John O'Groats Trail Group Install New Footbridge at Ousdale
27th March 2018
Jay Wilson Chair, Friends of the John o' Groats Trail, gives an update he new bridge they have built at Ousdale.
Today (25th March 2018) marked one of the key moments in the history of the John o' Groats Trail. A team of 14 people built an 8-metre bridge across the Ousdale Burn, one of the largest burns along the Trail. They worked from 11 to 5 to complete the project, despite rain and cold. They were preceded the Sunday before by a team of 7 who brought the heavy materials, including two steel heavy beams, down the steep hillside. Ruard Erridge of Far North Fencing led the team and designed the bridge on the go, working to professional standards and with great leadership skills in collaborating with volunteers. The charity the Friends of the John o' Groats Trail, and all the people who walk the trail from this day forward, owe a great debt of gratitude to these volunteers who gave up their Sundays and braved the steep hillside, the swift waters of the burn, and the weather in order to complete this work.
Thanks are owed to others as well. The Welbeck Estate not only gave permission for the work, but also donated the steel beams that provided the main structure. Anson McAuslan, the Estate factor, also suggested the basic design. Additionally, the Beatrice Partnership Fund gave the funds for the other bridge materials as part of an upgraded trail in this area. Thanks are also due to the walking groups along the trail whose members helped build the bridge: the Inverness group of the Ramblers, the Sutherland Walkers Group, the Caithness Waybaggers, and Hillwalkers Anonymous.
The volunteers today were Ruard Erridge, Harald Ramsoy, Charlie Bain, Fergus Mather, Ian Cameron, Ian MacDonald, Ian Ellis, Mike Grain, Anne Grain, Les Sutherland, John Bogle, Robert MacKenzie, Neil Manson, and Jay Wilson.
The volunteers last Sunday were Ruard Erridge, Harald Ramsoy, David Hannah, Jon Jenkins, Angie Mackay, Tommy Munro, and Jay Wilson.
The name Ousdale in Norse means "dale in the middle of nowhere" and Ousdale still lives up to its name. This is by far the most remote burn crossing on the trail, and as such has always been a safety concern. Each stage of the trail is rated in difficulty Green, Amber, or Red. Until today, the stage from Helmsdale to Berriedale was the last one still rated Red. Now it has been reduced in difficulty and will be rated Amber.
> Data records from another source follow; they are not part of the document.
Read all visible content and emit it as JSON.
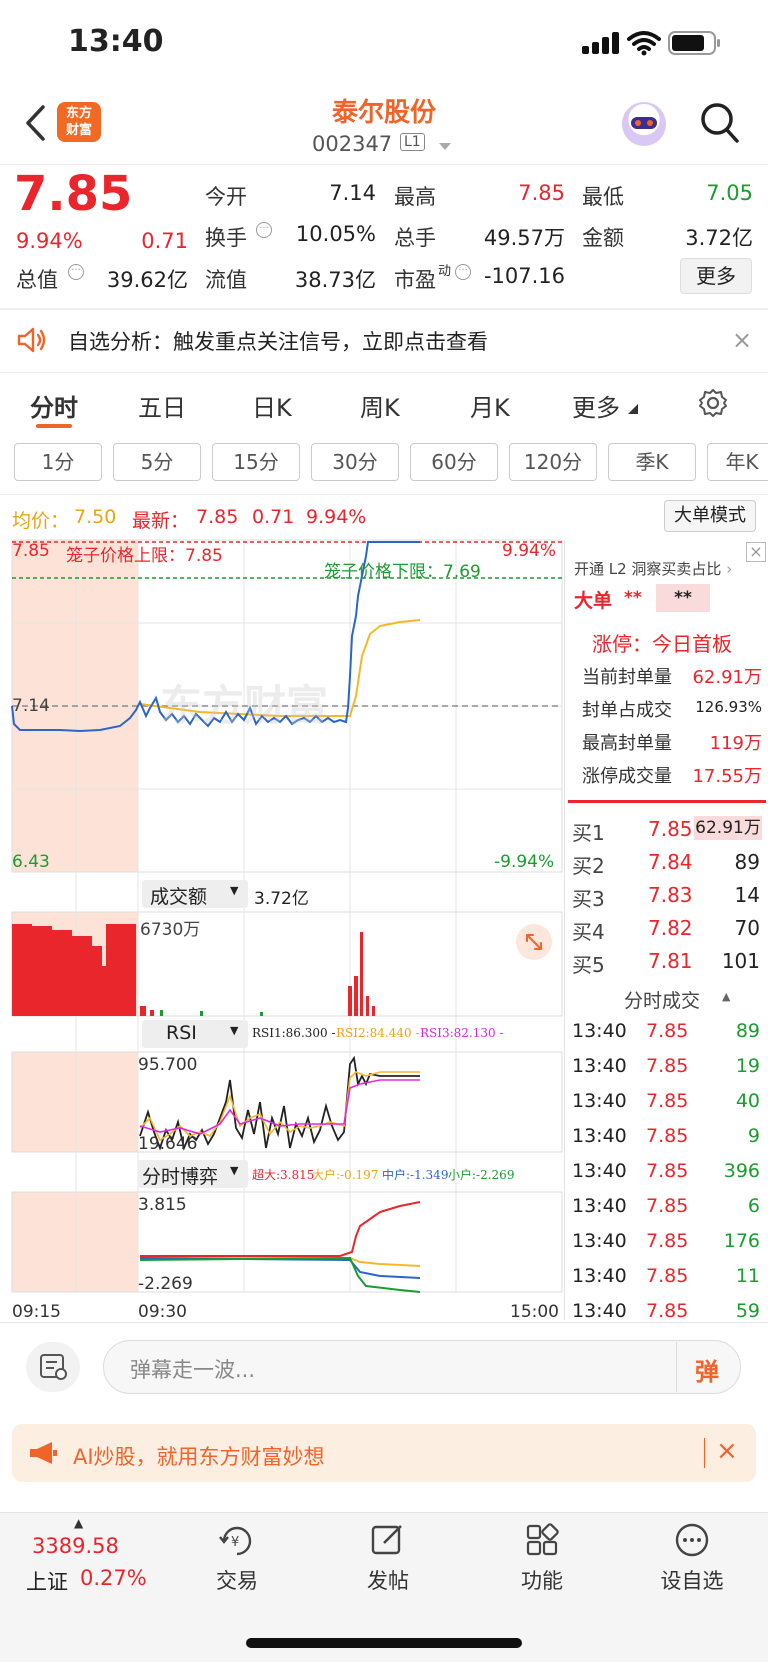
{
  "status_bar": {
    "time": "13:40"
  },
  "header": {
    "logo_line1": "东方",
    "logo_line2": "财富",
    "stock_name": "泰尔股份",
    "stock_code": "002347",
    "level": "L1"
  },
  "quote": {
    "price": "7.85",
    "change_pct": "9.94%",
    "change_amt": "0.71",
    "fields": {
      "open_label": "今开",
      "open": "7.14",
      "high_label": "最高",
      "high": "7.85",
      "low_label": "最低",
      "low": "7.05",
      "turnover_label": "换手",
      "turnover": "10.05%",
      "volume_label": "总手",
      "volume": "49.57万",
      "amount_label": "金额",
      "amount": "3.72亿",
      "mcap_label": "总值",
      "mcap": "39.62亿",
      "float_label": "流值",
      "float": "38.73亿",
      "pe_label": "市盈",
      "pe_sup": "动",
      "pe": "-107.16"
    },
    "more_label": "更多"
  },
  "notice": {
    "text": "自选分析：触发重点关注信号，立即点击查看"
  },
  "tabs": [
    "分时",
    "五日",
    "日K",
    "周K",
    "月K",
    "更多"
  ],
  "active_tab": 0,
  "ktabs": [
    "1分",
    "5分",
    "15分",
    "30分",
    "60分",
    "120分",
    "季K",
    "年K"
  ],
  "chart": {
    "avg_label": "均价：",
    "avg": "7.50",
    "latest_label": "最新：",
    "latest": "7.85",
    "latest_chg": "0.71",
    "latest_pct": "9.94%",
    "big_order_btn": "大单模式",
    "upper_price": "7.85",
    "upper_limit_text": "笼子价格上限：7.85",
    "upper_pct": "9.94%",
    "lower_limit_text": "笼子价格下限：7.69",
    "mid_price": "7.14",
    "watermark": "东方财富",
    "low_price": "6.43",
    "low_pct": "-9.94%",
    "vol_label": "成交额",
    "vol_total": "3.72亿",
    "vol_scale": "6730万",
    "rsi_label": "RSI",
    "rsi1": "RSI1:86.300 -",
    "rsi2": "RSI2:84.440 -",
    "rsi3": "RSI3:82.130 -",
    "rsi_max": "95.700",
    "rsi_min": "19.646",
    "game_label": "分时博弈",
    "game_super": "超大:3.815",
    "game_big": "大户:-0.197",
    "game_mid": "中户:-1.349",
    "game_small": "小户:-2.269",
    "game_max": "3.815",
    "game_min": "-2.269",
    "time_start": "09:15",
    "time_open": "09:30",
    "time_end": "15:00"
  },
  "right_panel": {
    "l2_text": "开通 L2 洞察买卖占比",
    "big_order_label": "大单",
    "big_order_v1": "**",
    "big_order_v2": "**",
    "limit_up_title": "涨停：今日首板",
    "stats": [
      {
        "label": "当前封单量",
        "value": "62.91万"
      },
      {
        "label": "封单占成交",
        "value": "126.93%"
      },
      {
        "label": "最高封单量",
        "value": "119万"
      },
      {
        "label": "涨停成交量",
        "value": "17.55万"
      }
    ],
    "bids": [
      {
        "label": "买1",
        "price": "7.85",
        "qty": "62.91万"
      },
      {
        "label": "买2",
        "price": "7.84",
        "qty": "89"
      },
      {
        "label": "买3",
        "price": "7.83",
        "qty": "14"
      },
      {
        "label": "买4",
        "price": "7.82",
        "qty": "70"
      },
      {
        "label": "买5",
        "price": "7.81",
        "qty": "101"
      }
    ],
    "trades_title": "分时成交",
    "trades": [
      {
        "time": "13:40",
        "price": "7.85",
        "qty": "89"
      },
      {
        "time": "13:40",
        "price": "7.85",
        "qty": "19"
      },
      {
        "time": "13:40",
        "price": "7.85",
        "qty": "40"
      },
      {
        "time": "13:40",
        "price": "7.85",
        "qty": "9"
      },
      {
        "time": "13:40",
        "price": "7.85",
        "qty": "396"
      },
      {
        "time": "13:40",
        "price": "7.85",
        "qty": "6"
      },
      {
        "time": "13:40",
        "price": "7.85",
        "qty": "176"
      },
      {
        "time": "13:40",
        "price": "7.85",
        "qty": "11"
      },
      {
        "time": "13:40",
        "price": "7.85",
        "qty": "59"
      }
    ]
  },
  "danmu": {
    "placeholder": "弹幕走一波...",
    "send": "弹"
  },
  "ai_banner": {
    "text": "AI炒股，就用东方财富妙想"
  },
  "bottom_nav": {
    "index_value": "3389.58",
    "index_name": "上证",
    "index_pct": "0.27%",
    "items": [
      "交易",
      "发帖",
      "功能",
      "设自选"
    ]
  },
  "colors": {
    "up": "#e8262c",
    "down": "#1a9c2e",
    "brand": "#f0642a",
    "price_line": "#2a66c8",
    "avg_line": "#f5b829"
  }
}
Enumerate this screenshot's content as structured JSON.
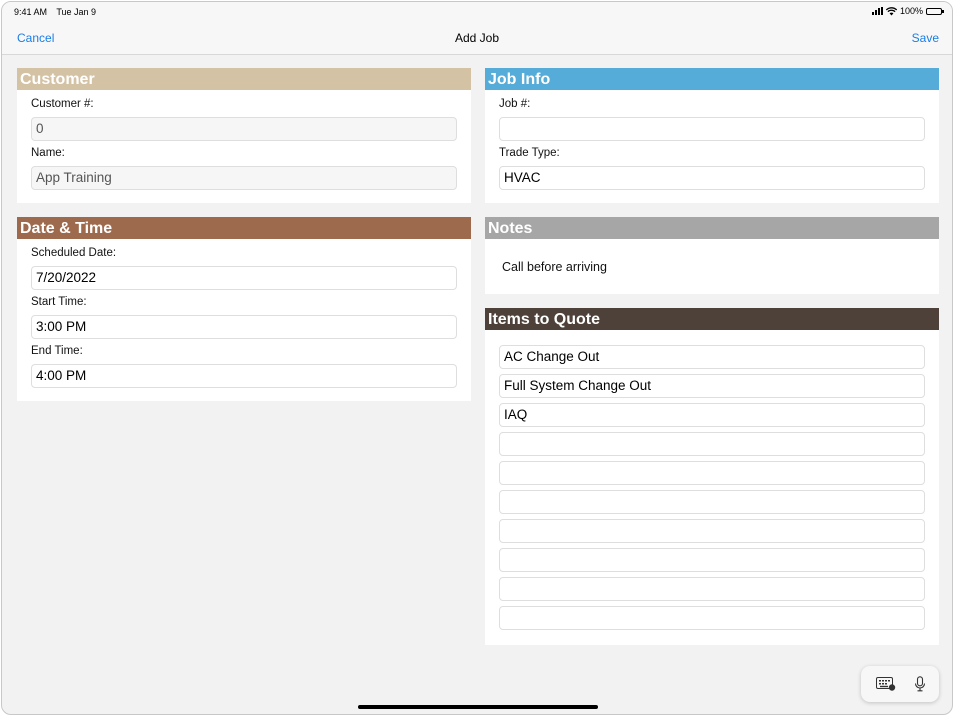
{
  "status_bar": {
    "time": "9:41 AM",
    "date": "Tue Jan 9",
    "battery": "100%"
  },
  "nav": {
    "cancel": "Cancel",
    "title": "Add Job",
    "save": "Save"
  },
  "customer": {
    "header": "Customer",
    "number_label": "Customer #:",
    "number_value": "0",
    "name_label": "Name:",
    "name_value": "App Training",
    "header_color": "#d4c2a4"
  },
  "job_info": {
    "header": "Job Info",
    "job_label": "Job #:",
    "job_value": "",
    "trade_label": "Trade Type:",
    "trade_value": "HVAC",
    "header_color": "#55acd8"
  },
  "date_time": {
    "header": "Date & Time",
    "scheduled_label": "Scheduled Date:",
    "scheduled_value": "7/20/2022",
    "start_label": "Start Time:",
    "start_value": "3:00 PM",
    "end_label": "End Time:",
    "end_value": "4:00 PM",
    "header_color": "#9e6a4e"
  },
  "notes": {
    "header": "Notes",
    "text": "Call before arriving",
    "header_color": "#a6a6a6"
  },
  "items": {
    "header": "Items to Quote",
    "header_color": "#4e4139",
    "values": [
      "AC Change Out",
      "Full System Change Out",
      "IAQ",
      "",
      "",
      "",
      "",
      "",
      "",
      ""
    ]
  },
  "icons": {
    "keyboard": "keyboard-icon",
    "mic": "microphone-icon"
  }
}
A chain is only as strong as its weakest link, and today's work has made the entire trail better, easier, and safer to walk.
The John o' Groats Trail or JOGT started work in Spring 2016 and has seen steady improvement through building of stiles and bridges and the marking of the trail route. Despite continuing works, there were more than 20 long distance walkers on the trail last year, including some going (or coming from) as far as Lands End. This year we anticipate many times that. Our work goes on to improve and maintain the trail. We offer many volunteering opportunities from engineering works such as today's project to whin cutting and bracken bashing. We are on the web at jogt.org.uk and you may contact us through our web site.
The bridge-building team (L-R): Mike Grain, Ian Ellis, Ian Cameron, Harald Ramsoy, Jay Wilson, Anne Grain, John Bogle, Charlie Bain, Les Sutherland, Robert MacKenzie, Ian MacDonald, and Neil Manson.